Why NFS writes to ZFS are sometimes (or often) slow
It's a relatively well known issue that writing lots of small files over NFS to a ZFS filesystem is slow, but I was surprised to discover that it had a significant slowdown even when doing large bulk streaming writes to single files. Discovering this got me curious enough to dig into things.
Like most recent filesystems, ZFS is a journaled, using what the ZFS people call the ZIL (ZFS Intent Log). Also like other journaled filesystems, ZFS has the fsync problem. So where do the syncs come from?
The first version of NFS required all writes to be synchronous, with the
server not allowed to reply to them until the data was on disk, which
was soon widely acknowledged as a terrible idea for performance.

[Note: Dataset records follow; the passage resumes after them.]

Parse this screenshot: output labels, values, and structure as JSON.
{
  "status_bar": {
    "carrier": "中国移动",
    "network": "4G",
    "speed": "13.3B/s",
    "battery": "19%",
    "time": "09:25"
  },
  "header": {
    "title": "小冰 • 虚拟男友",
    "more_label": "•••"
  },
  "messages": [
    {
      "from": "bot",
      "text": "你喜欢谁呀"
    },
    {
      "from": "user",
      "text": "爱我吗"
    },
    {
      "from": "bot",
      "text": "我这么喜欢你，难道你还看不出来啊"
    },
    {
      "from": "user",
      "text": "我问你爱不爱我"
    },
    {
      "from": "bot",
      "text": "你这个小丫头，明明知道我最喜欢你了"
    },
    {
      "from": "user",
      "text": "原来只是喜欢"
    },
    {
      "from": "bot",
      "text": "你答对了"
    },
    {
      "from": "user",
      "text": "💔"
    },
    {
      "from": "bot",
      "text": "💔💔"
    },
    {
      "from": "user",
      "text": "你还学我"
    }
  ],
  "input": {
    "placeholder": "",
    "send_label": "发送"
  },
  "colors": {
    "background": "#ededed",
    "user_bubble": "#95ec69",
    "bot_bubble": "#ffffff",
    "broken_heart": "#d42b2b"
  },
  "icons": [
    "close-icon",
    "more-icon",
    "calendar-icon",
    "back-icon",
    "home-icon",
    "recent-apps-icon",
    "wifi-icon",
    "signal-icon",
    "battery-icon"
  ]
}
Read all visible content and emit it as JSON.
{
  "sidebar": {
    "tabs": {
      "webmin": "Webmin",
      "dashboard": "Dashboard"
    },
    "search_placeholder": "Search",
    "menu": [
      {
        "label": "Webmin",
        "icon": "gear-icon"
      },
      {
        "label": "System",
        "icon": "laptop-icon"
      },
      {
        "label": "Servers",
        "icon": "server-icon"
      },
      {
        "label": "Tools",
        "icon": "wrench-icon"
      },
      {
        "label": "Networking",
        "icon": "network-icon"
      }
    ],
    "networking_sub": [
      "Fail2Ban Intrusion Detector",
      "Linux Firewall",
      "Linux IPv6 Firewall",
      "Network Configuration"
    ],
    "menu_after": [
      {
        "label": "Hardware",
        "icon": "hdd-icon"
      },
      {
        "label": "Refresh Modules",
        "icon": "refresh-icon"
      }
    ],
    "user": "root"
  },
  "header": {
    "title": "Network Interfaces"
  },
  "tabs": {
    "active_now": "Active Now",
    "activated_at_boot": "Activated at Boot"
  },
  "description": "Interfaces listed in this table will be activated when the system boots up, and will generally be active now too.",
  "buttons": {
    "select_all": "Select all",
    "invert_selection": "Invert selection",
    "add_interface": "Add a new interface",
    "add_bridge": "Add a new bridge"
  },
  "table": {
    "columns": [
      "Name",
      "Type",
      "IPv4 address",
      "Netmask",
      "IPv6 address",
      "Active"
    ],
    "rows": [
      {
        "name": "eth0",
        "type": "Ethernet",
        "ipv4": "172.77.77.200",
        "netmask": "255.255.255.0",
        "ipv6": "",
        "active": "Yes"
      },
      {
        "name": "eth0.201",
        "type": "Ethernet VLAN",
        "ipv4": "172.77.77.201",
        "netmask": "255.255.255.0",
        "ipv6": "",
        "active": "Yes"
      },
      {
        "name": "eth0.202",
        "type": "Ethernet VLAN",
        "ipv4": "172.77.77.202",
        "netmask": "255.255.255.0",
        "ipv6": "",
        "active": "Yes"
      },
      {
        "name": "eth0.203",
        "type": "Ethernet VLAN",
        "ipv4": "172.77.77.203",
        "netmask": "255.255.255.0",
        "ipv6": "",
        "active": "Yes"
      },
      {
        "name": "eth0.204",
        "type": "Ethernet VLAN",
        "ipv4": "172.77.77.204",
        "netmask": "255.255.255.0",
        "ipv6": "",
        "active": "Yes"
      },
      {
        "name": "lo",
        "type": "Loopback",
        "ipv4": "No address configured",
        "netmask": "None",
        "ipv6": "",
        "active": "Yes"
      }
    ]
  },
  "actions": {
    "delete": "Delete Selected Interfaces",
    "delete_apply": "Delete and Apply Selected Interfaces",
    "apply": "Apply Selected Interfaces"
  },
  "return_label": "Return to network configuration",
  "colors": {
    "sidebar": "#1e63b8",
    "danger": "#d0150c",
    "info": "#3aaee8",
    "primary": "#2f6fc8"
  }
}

NFS
v3 fixed this by allowing asynchronous writes and introducing a new
COMMIT, to force the server to flush some of your async
writes to disk. If the server can't do this, for example because it has
rebooted and lost some of your async writes, it will tell you and it's
your obligation to resend the writes.
NFS v3 COMMITs are a form of
fsync()s, and so they force ZFS to flush
the ZIL, with the resulting performance hit. One of the times that NFS
v3 clients send a COMMIT is when you
close() a file, which is why
writing lots of small files is slow on ZFS; there's an expensive sync
after every file.
What is going on with large files is the corollary of async writes and
COMMIT: if you have not COMMITed a range of writes, the server is
free to lose them. Which means that you must be able to resend those
writes, and thus have to keep the data sitting around in your writeback
cache until you get a positive reply to your COMMIT. Thus, every so
often the client has to send a COMMIT to the NFS server so that it can
free up some of its writeback cache.
(Indeed, this is what I see when looking at NFS server stats; there are several hundred COMMITs over the course of writing a 10 GB file.)
All of this says nothing about whether the NFS write slowdown actually matters to you; that's something that depends on your usage patterns and what sort of performance you need. The performance I've measured in our test environment, while not stellar, is probably good enough for us.